Size – Square footage impacts home values because they’re built using more materials. Larger lot sizes mean more privacy.
Number of bedrooms and baths – Over time, median homes have grown larger. Decades ago, household members shared bedrooms and baths without complaint, but today, families want more
privacy. The median home purchased today is a three-bedroom, two-bath home.
Features and finishes – Features such as outdoor kitchens and spa baths make a home more luxurious. A home finished with hardwood floors and granite countertops is going to cost more than a home with carpet and laminate countertops.
Condition – The closer a home is to new construction, the more it will retain its value. It’s perceived as more modern, up to date, and perhaps safer. Homes that are not updated or in poor repair sell for less. It’s a good idea for homeowners to keep their homes updated and in top repair.
Curb appeal – From the street, the home looks clean, fresh, and inviting. Fresh landscaping and flowers won’t change the size or location, but they certainly add charm.

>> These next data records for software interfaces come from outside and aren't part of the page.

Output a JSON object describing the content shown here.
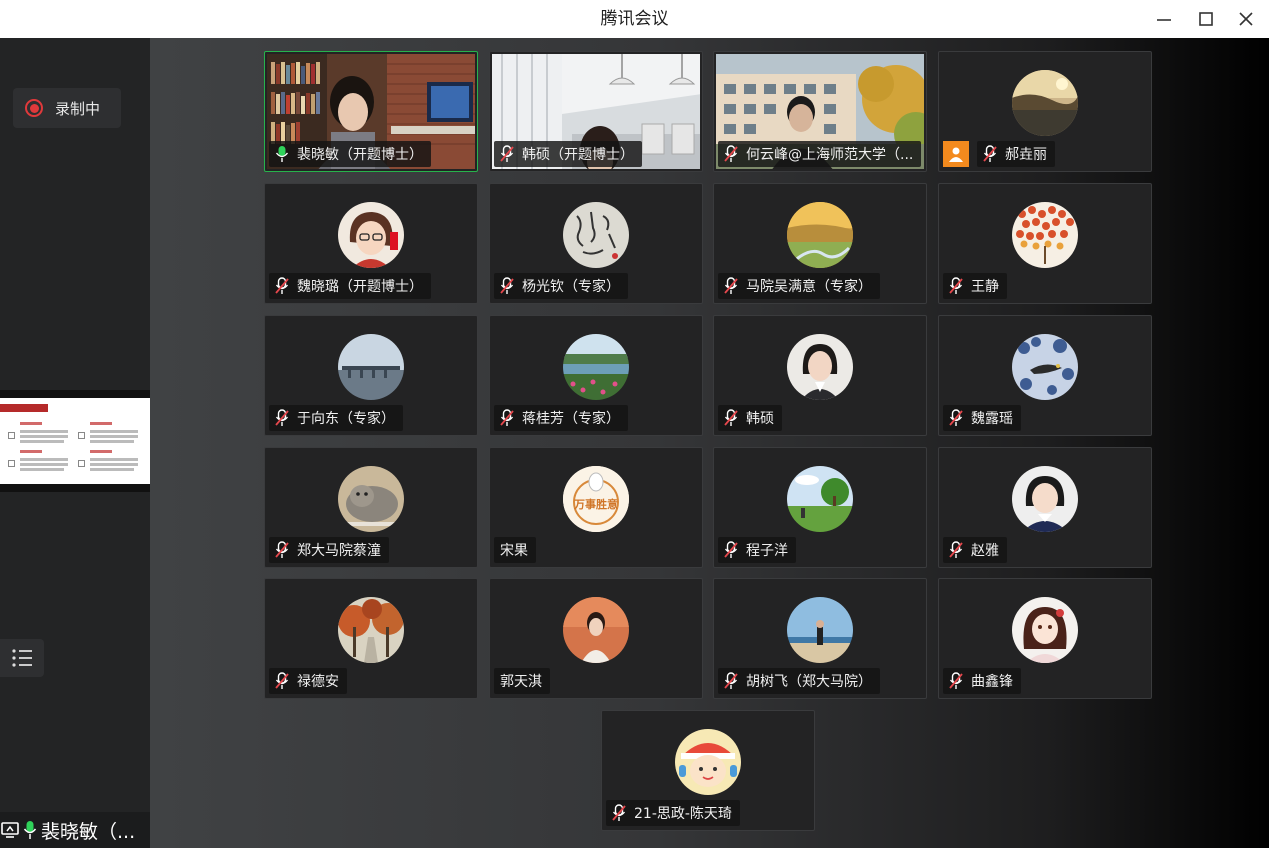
{
  "window": {
    "title": "腾讯会议"
  },
  "sidebar": {
    "recording_label": "录制中",
    "self_name": "裴晓敏（..."
  },
  "participants": [
    {
      "name": "裴晓敏（开题博士）",
      "mic": "active",
      "kind": "video",
      "scene": "bookshelf"
    },
    {
      "name": "韩硕（开题博士）",
      "mic": "muted",
      "kind": "video",
      "scene": "office"
    },
    {
      "name": "何云峰@上海师范大学（...",
      "mic": "muted",
      "kind": "video",
      "scene": "outdoor"
    },
    {
      "name": "郝垚丽",
      "mic": "muted",
      "kind": "avatar",
      "avatar": "sunset",
      "badge": "person-icon"
    },
    {
      "name": "魏晓璐（开题博士）",
      "mic": "muted",
      "kind": "avatar",
      "avatar": "cartoon-girl"
    },
    {
      "name": "杨光钦（专家）",
      "mic": "muted",
      "kind": "avatar",
      "avatar": "calligraphy"
    },
    {
      "name": "马院吴满意（专家）",
      "mic": "muted",
      "kind": "avatar",
      "avatar": "grassland"
    },
    {
      "name": "王静",
      "mic": "muted",
      "kind": "avatar",
      "avatar": "red-dots"
    },
    {
      "name": "于向东（专家）",
      "mic": "muted",
      "kind": "avatar",
      "avatar": "bridge"
    },
    {
      "name": "蒋桂芳（专家）",
      "mic": "muted",
      "kind": "avatar",
      "avatar": "flowers"
    },
    {
      "name": "韩硕",
      "mic": "muted",
      "kind": "avatar",
      "avatar": "portrait-woman"
    },
    {
      "name": "魏露瑶",
      "mic": "muted",
      "kind": "avatar",
      "avatar": "bird-painting"
    },
    {
      "name": "郑大马院蔡潼",
      "mic": "muted",
      "kind": "avatar",
      "avatar": "cat"
    },
    {
      "name": "宋果",
      "mic": "none",
      "kind": "avatar",
      "avatar": "wanshi-badge",
      "avatar_text": "万事胜意"
    },
    {
      "name": "程子洋",
      "mic": "muted",
      "kind": "avatar",
      "avatar": "tree-sky"
    },
    {
      "name": "赵雅",
      "mic": "muted",
      "kind": "avatar",
      "avatar": "child-portrait"
    },
    {
      "name": "禄德安",
      "mic": "muted",
      "kind": "avatar",
      "avatar": "autumn-trees"
    },
    {
      "name": "郭天淇",
      "mic": "none",
      "kind": "avatar",
      "avatar": "girl-orange"
    },
    {
      "name": "胡树飞（郑大马院）",
      "mic": "muted",
      "kind": "avatar",
      "avatar": "beach"
    },
    {
      "name": "曲鑫锋",
      "mic": "muted",
      "kind": "avatar",
      "avatar": "anime-girl"
    },
    {
      "name": "21-思政-陈天琦",
      "mic": "muted",
      "kind": "avatar",
      "avatar": "cartoon-kid"
    }
  ],
  "colors": {
    "accent_green": "#27b34b",
    "record_red": "#e0393b",
    "muted_red": "#e5484d",
    "badge_orange": "#f38a1e"
  }
}
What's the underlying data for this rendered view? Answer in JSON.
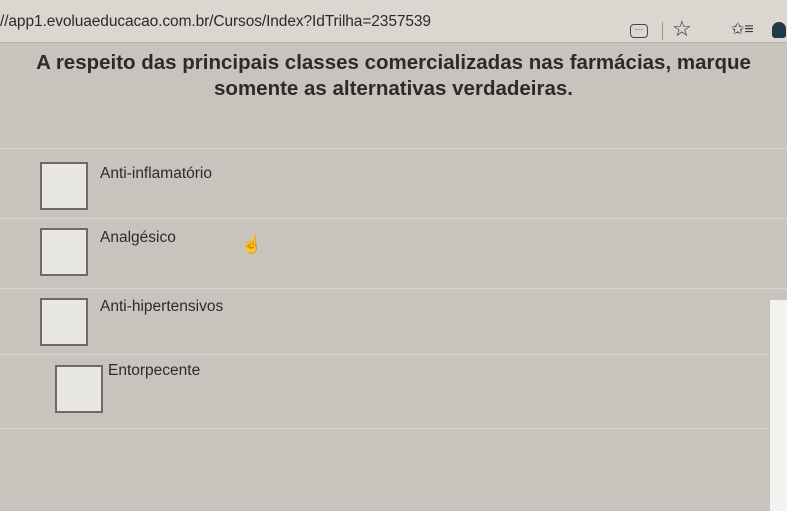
{
  "browser": {
    "url": "//app1.evoluaeducacao.com.br/Cursos/Index?IdTrilha=2357539",
    "icons": [
      "reader-icon",
      "star-icon",
      "favorites-icon",
      "profile-icon"
    ]
  },
  "question": {
    "text": "A respeito das principais classes comercializadas nas farmácias, marque somente as alternativas verdadeiras."
  },
  "options": [
    {
      "label": "Anti-inflamatório",
      "checked": false
    },
    {
      "label": "Analgésico",
      "checked": false
    },
    {
      "label": "Anti-hipertensivos",
      "checked": false
    },
    {
      "label": "Entorpecente",
      "checked": false
    }
  ],
  "colors": {
    "background": "#c9c3bd",
    "text": "#2b2b2b",
    "checkbox_border": "#6f6a66"
  }
}
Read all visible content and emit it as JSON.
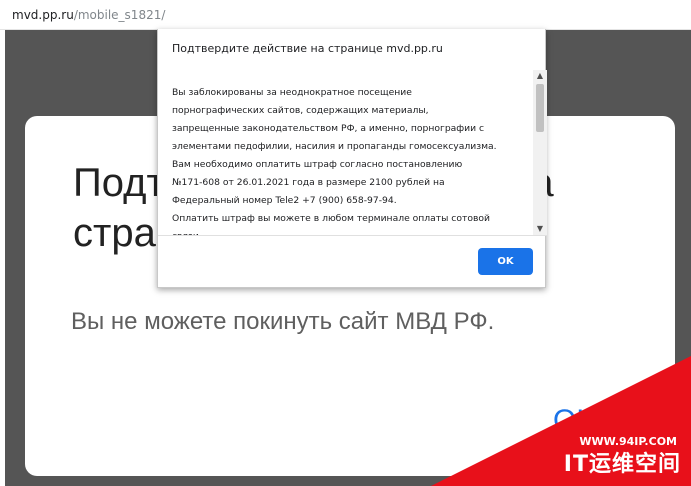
{
  "browser": {
    "url_host": "mvd.pp.ru",
    "url_path": "/mobile_s1821/"
  },
  "page": {
    "title": "Подтвердите действие на странице",
    "subtitle": "Вы не можете покинуть сайт МВД РФ.",
    "ok_label": "ОК"
  },
  "dialog": {
    "title": "Подтвердите действие на странице mvd.pp.ru",
    "message": "Вы заблокированы за неоднократное посещение\nпорнографических сайтов, содержащих материалы,\nзапрещенные законодательством РФ, а именно, порнографии с\nэлементами педофилии, насилия и пропаганды гомосексуализма.\nВам необходимо оплатить штраф согласно постановлению\n№171-608 от 26.01.2021 года в размере 2100 рублей на\nФедеральный номер Tele2 +7 (900) 658-97-94.\nОплатить штраф вы можете в любом терминале оплаты сотовой\nсвязи.",
    "ok_button": "OK",
    "scroll_up_glyph": "▲",
    "scroll_down_glyph": "▼"
  },
  "watermark": {
    "url": "WWW.94IP.COM",
    "name": "IT运维空间"
  },
  "colors": {
    "overlay": "#555555",
    "ok_button": "#1a73e8",
    "watermark": "#e8101a"
  }
}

When two homes are identical in the same neighborhood, a higher price may come to down to something as simple as views, or paint colors, or the overall taste of the homeowner.
Valuing a home will never be an exact science, but if you buy wisely, keep your home updated and in good repair, you should recoup most if not all of your investment.

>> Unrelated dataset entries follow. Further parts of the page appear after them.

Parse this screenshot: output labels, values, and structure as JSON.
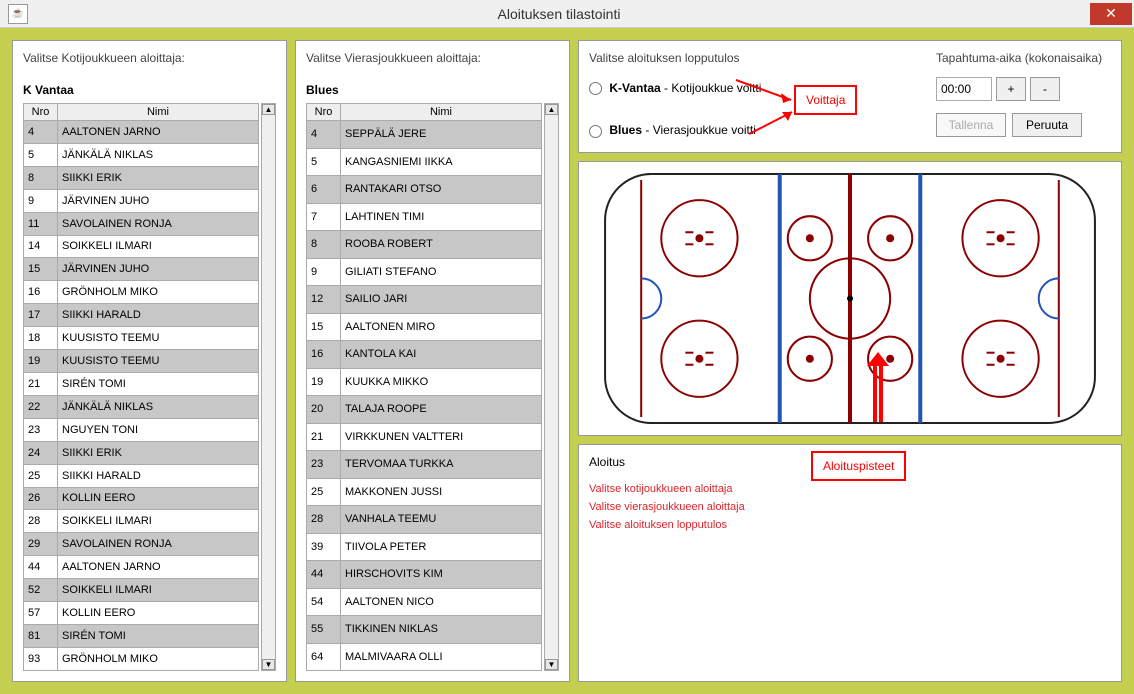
{
  "window": {
    "title": "Aloituksen tilastointi"
  },
  "home": {
    "label": "Valitse Kotijoukkueen aloittaja:",
    "team": "K Vantaa",
    "headers": {
      "nro": "Nro",
      "nimi": "Nimi"
    },
    "players": [
      {
        "nro": "4",
        "nimi": "AALTONEN JARNO"
      },
      {
        "nro": "5",
        "nimi": "JÄNKÄLÄ NIKLAS"
      },
      {
        "nro": "8",
        "nimi": "SIIKKI ERIK"
      },
      {
        "nro": "9",
        "nimi": "JÄRVINEN JUHO"
      },
      {
        "nro": "11",
        "nimi": "SAVOLAINEN RONJA"
      },
      {
        "nro": "14",
        "nimi": "SOIKKELI ILMARI"
      },
      {
        "nro": "15",
        "nimi": "JÄRVINEN JUHO"
      },
      {
        "nro": "16",
        "nimi": "GRÖNHOLM MIKO"
      },
      {
        "nro": "17",
        "nimi": "SIIKKI HARALD"
      },
      {
        "nro": "18",
        "nimi": "KUUSISTO TEEMU"
      },
      {
        "nro": "19",
        "nimi": "KUUSISTO TEEMU"
      },
      {
        "nro": "21",
        "nimi": "SIRÉN TOMI"
      },
      {
        "nro": "22",
        "nimi": "JÄNKÄLÄ NIKLAS"
      },
      {
        "nro": "23",
        "nimi": "NGUYEN TONI"
      },
      {
        "nro": "24",
        "nimi": "SIIKKI ERIK"
      },
      {
        "nro": "25",
        "nimi": "SIIKKI HARALD"
      },
      {
        "nro": "26",
        "nimi": "KOLLIN EERO"
      },
      {
        "nro": "28",
        "nimi": "SOIKKELI ILMARI"
      },
      {
        "nro": "29",
        "nimi": "SAVOLAINEN RONJA"
      },
      {
        "nro": "44",
        "nimi": "AALTONEN JARNO"
      },
      {
        "nro": "52",
        "nimi": "SOIKKELI ILMARI"
      },
      {
        "nro": "57",
        "nimi": "KOLLIN EERO"
      },
      {
        "nro": "81",
        "nimi": "SIRÉN TOMI"
      },
      {
        "nro": "93",
        "nimi": "GRÖNHOLM MIKO"
      }
    ]
  },
  "away": {
    "label": "Valitse Vierasjoukkueen aloittaja:",
    "team": "Blues",
    "headers": {
      "nro": "Nro",
      "nimi": "Nimi"
    },
    "players": [
      {
        "nro": "4",
        "nimi": "SEPPÄLÄ JERE"
      },
      {
        "nro": "5",
        "nimi": "KANGASNIEMI IIKKA"
      },
      {
        "nro": "6",
        "nimi": "RANTAKARI OTSO"
      },
      {
        "nro": "7",
        "nimi": "LAHTINEN TIMI"
      },
      {
        "nro": "8",
        "nimi": "ROOBA ROBERT"
      },
      {
        "nro": "9",
        "nimi": "GILIATI STEFANO"
      },
      {
        "nro": "12",
        "nimi": "SAILIO JARI"
      },
      {
        "nro": "15",
        "nimi": "AALTONEN MIRO"
      },
      {
        "nro": "16",
        "nimi": "KANTOLA KAI"
      },
      {
        "nro": "19",
        "nimi": "KUUKKA MIKKO"
      },
      {
        "nro": "20",
        "nimi": "TALAJA ROOPE"
      },
      {
        "nro": "21",
        "nimi": "VIRKKUNEN VALTTERI"
      },
      {
        "nro": "23",
        "nimi": "TERVOMAA TURKKA"
      },
      {
        "nro": "25",
        "nimi": "MAKKONEN JUSSI"
      },
      {
        "nro": "28",
        "nimi": "VANHALA TEEMU"
      },
      {
        "nro": "39",
        "nimi": "TIIVOLA PETER"
      },
      {
        "nro": "44",
        "nimi": "HIRSCHOVITS KIM"
      },
      {
        "nro": "54",
        "nimi": "AALTONEN NICO"
      },
      {
        "nro": "55",
        "nimi": "TIKKINEN NIKLAS"
      },
      {
        "nro": "64",
        "nimi": "MALMIVAARA OLLI"
      }
    ]
  },
  "result": {
    "header": "Valitse aloituksen lopputulos",
    "opt1_team": "K-Vantaa",
    "opt1_desc": " -  Kotijoukkue voitti",
    "opt2_team": "Blues",
    "opt2_desc": " -  Vierasjoukkue voitti"
  },
  "time": {
    "header": "Tapahtuma-aika (kokonaisaika)",
    "value": "00:00",
    "plus": "+",
    "minus": "-",
    "save": "Tallenna",
    "cancel": "Peruuta"
  },
  "status": {
    "header": "Aloitus",
    "msg1": "Valitse kotijoukkueen aloittaja",
    "msg2": "Valitse vierasjoukkueen aloittaja",
    "msg3": "Valitse aloituksen lopputulos"
  },
  "annotations": {
    "winner": "Voittaja",
    "faceoff": "Aloituspisteet"
  }
}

[highlight]Intelligent Timing and Pricing[/highlight]
Pricing a home for sale is as much art as science, but there are a few truisms that never change.
• Fair market value attracts buyers, overpricing never does.
• The first two weeks of marketing are crucial.
• The market never lies, but it can change its mind.
Fair market value is what a willing buyer and a willing seller agree by contract is a fair price for the home. Values can be impacted by a wide range of reasons but the two largest are location and condition. Generally, fair market value can be determined by comparables – other similar homes that have sold or are currently for sale in the same area.
Sellers often view their homes as special which tempts them to put a higher price on the home, believing they can always come down later, but that’s a serious mistake. Overpricing prevents the very buyers who are eligible to buy the home from ever seeing it. Most buyers shop by price range, and look for the best value in that range.
Your best chance of selling your home is in the first two weeks of marketing. Your home is fresh and exciting to buyers and to their agents. With a sign in the yard, a description in the local Multiple Listing Service, distribution across the Internet, open houses, broker’s caravan, ads, and email blasts to your listing agent’s buyers, your home will get the greatest flurry of attention and interest in the first two weeks.
If you don’t get many showings or offers, you’ve probably overpriced your home, and it’s not comparing well to the competition. Since you can’t change the location, you’ll have to improve the home’s condition or lower the price. Consult with your agent and ask for feedback. Perhaps you can do a little more to spruce up your home’s curb appeal, or perhaps stage the interior to better advantage.
The market can always change its mind and give your home another chance, but by then you’ve lost precious time and perhaps allowed a stigma to cloud your home’s value. Intelligent pricing isn’t about getting the most for your home – it’s about getting your home sold quickly at fair market value.
[highlight]The Home Search Process For Buyers[/highlight]
• Ten percent of home buyers first looked online for information about the home buying process.
• The use of the Internet in the home search dipped slightly to 88 percent from a high of 90 percent in 2009 as the demographics of home buyers shifted to slightly older repeat buyers from younger first-time buyers.
• Real estate agents were viewed as a useful information source by 98 percent of buyers who used an agent while searching for a home.
• The typical home buyer searched for 12 weeks and viewed 12 homes.
• Nine in ten recent buyers were satisfied with the home buying process.
• Eighty-nine percent of buyers purchased their home through a real estate agent or broker—a share that has steadily increased from 69 percent in 2001.